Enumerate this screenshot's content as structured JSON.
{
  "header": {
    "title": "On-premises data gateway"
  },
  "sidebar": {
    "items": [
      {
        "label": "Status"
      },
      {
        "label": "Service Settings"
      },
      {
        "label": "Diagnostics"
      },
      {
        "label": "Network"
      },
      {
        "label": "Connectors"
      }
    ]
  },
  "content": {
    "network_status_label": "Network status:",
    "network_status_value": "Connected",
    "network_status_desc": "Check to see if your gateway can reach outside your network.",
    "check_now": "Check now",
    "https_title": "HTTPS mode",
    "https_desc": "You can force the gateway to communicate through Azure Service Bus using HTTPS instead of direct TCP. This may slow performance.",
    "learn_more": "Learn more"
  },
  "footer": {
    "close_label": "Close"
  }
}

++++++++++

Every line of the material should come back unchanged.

Solution to this problem:
Enumerate this screenshot's content as structured JSON.
{
  "header": {
    "title": "On-premises data gateway"
  },
  "sidebar": {
    "items": [
      {
        "label": "Status"
      },
      {
        "label": "Service Settings"
      },
      {
        "label": "Diagnostics"
      },
      {
        "label": "Network"
      },
      {
        "label": "Connectors"
      }
    ]
  },
  "content": {
    "network_status_label": "Network status:",
    "network_status_value": "Connected",
    "network_status_desc": "Check to see if your gateway can reach outside your network.",
    "check_now": "Check now",
    "https_title": "HTTPS mode",
    "https_desc": "You can force the gateway to communicate through Azure Service Bus using HTTPS instead of direct TCP. This may slow performance.",
    "learn_more": "Learn more"
  },
  "footer": {
    "close_label": "Close"
  }
}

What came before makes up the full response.